UNA Pressroom

Tolkan Donates Scripts, Memorabilia To Una Archives

Apr. 26, 2012

Michelle Eubanks, UNA, at media@una.edu, 256.765.4392 or 256.606.2033

FLORENCE, Ala. - Notable actor James Tolkan has donated multiple theatre and movie scripts as well as other memorabilia to the University of North Alabama for inclusion in the school's archive collection, housed in the Collier Library. A special guest of the George Lindsey UNA Film Festival in 2010, Tolkan is known for his diverse roles on stage and screen, including the strict, intimidating Principal Strickland in the "Back to the Future" films, Commander Hondo in "Top Gun" and memorable roles in "War Games," "Masters of the Universe," "Dick Tracy" and Woody Allen's "Love and Death," in which he took on the roles of both Napoleon and a Napoleon lookalike. Tolkan has made multiple television appearances, including more than a dozen episodes of "A Nero Wolfe Mystery," two of which he directed.

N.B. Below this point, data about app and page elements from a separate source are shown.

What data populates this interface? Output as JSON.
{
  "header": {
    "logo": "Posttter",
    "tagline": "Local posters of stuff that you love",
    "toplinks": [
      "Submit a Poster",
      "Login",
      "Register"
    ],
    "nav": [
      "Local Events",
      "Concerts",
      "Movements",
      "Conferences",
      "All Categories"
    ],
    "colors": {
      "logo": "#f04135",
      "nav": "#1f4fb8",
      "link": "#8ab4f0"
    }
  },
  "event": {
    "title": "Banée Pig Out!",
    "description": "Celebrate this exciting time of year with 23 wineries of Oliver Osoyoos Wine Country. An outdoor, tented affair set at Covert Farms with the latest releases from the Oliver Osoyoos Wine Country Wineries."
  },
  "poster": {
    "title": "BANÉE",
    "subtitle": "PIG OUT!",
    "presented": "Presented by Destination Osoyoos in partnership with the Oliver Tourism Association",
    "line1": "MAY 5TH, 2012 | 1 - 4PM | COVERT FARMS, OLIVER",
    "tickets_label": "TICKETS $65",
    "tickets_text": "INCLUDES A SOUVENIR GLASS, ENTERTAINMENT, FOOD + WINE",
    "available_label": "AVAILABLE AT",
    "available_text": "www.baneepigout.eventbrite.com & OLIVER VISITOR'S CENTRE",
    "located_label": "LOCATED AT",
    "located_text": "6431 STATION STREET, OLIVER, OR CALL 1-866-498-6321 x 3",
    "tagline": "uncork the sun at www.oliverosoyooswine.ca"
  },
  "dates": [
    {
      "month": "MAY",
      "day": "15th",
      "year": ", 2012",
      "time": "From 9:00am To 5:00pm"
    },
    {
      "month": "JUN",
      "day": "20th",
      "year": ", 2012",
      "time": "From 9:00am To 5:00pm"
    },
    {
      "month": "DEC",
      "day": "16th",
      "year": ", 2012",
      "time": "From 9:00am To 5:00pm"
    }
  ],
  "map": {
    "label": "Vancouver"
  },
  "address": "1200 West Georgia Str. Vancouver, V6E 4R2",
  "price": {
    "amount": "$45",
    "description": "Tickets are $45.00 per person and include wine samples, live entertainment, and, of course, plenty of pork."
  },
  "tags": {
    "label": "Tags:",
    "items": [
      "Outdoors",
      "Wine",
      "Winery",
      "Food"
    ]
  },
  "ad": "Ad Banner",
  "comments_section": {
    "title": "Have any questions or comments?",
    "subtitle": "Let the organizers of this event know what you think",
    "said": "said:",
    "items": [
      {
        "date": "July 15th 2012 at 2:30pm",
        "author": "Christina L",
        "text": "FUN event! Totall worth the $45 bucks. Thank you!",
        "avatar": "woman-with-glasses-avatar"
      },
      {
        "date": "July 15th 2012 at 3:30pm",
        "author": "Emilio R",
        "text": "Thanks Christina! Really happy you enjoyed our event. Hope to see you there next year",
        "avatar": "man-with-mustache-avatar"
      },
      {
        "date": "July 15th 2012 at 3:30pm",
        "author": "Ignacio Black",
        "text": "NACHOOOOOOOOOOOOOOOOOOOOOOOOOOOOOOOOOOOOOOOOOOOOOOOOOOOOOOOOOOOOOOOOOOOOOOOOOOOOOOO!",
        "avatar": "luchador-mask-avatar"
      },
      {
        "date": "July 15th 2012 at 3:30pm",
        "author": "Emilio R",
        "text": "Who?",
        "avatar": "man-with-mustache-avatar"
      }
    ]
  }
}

Tolkan, who studied acting with Lee Strasberg and Stella Adler at the Actors Studio, has performed in many stage productions, including "Wait Until Dark," "Glengarry Glen Ross" and "Macbeth." Most recently, he appeared in the television show "Leverage," which stars his longtime friend Timothy Hutton. Tolkan will also be seen in the still untitled HBO biopic about music business legend Phil Spector. Tolkan's generous donation to the UNA archive collection includes scripts from many of his roles as well as director's notes from "A Nero Wolfe Mystery" and newspaper clippings. Tolkan also donated personal correspondence, including congratulatory notes from actor Robert Redford and director Mike Nichols. Completing the collection is an audio CD recorded by Tolkan in which he shares memories about his career as well as advice for students studying his materials. Tolkan and his wife, Parmelee, live in Lake Placid, N.Y., where they are active supporters of the arts and where James plays with the Saranac Lake Pool League and is an avid golfer. The UNA archive collection contains many valuable pieces, including the personal collection of scripts from Ernest Borgnine, the George S. Lindsey Collection and rare photos, DVDs, scripts and other memorabilia from such iconic entertainment personalities as Claude rains, Norman Lloyd, James Best, George Clayton Johnson and others.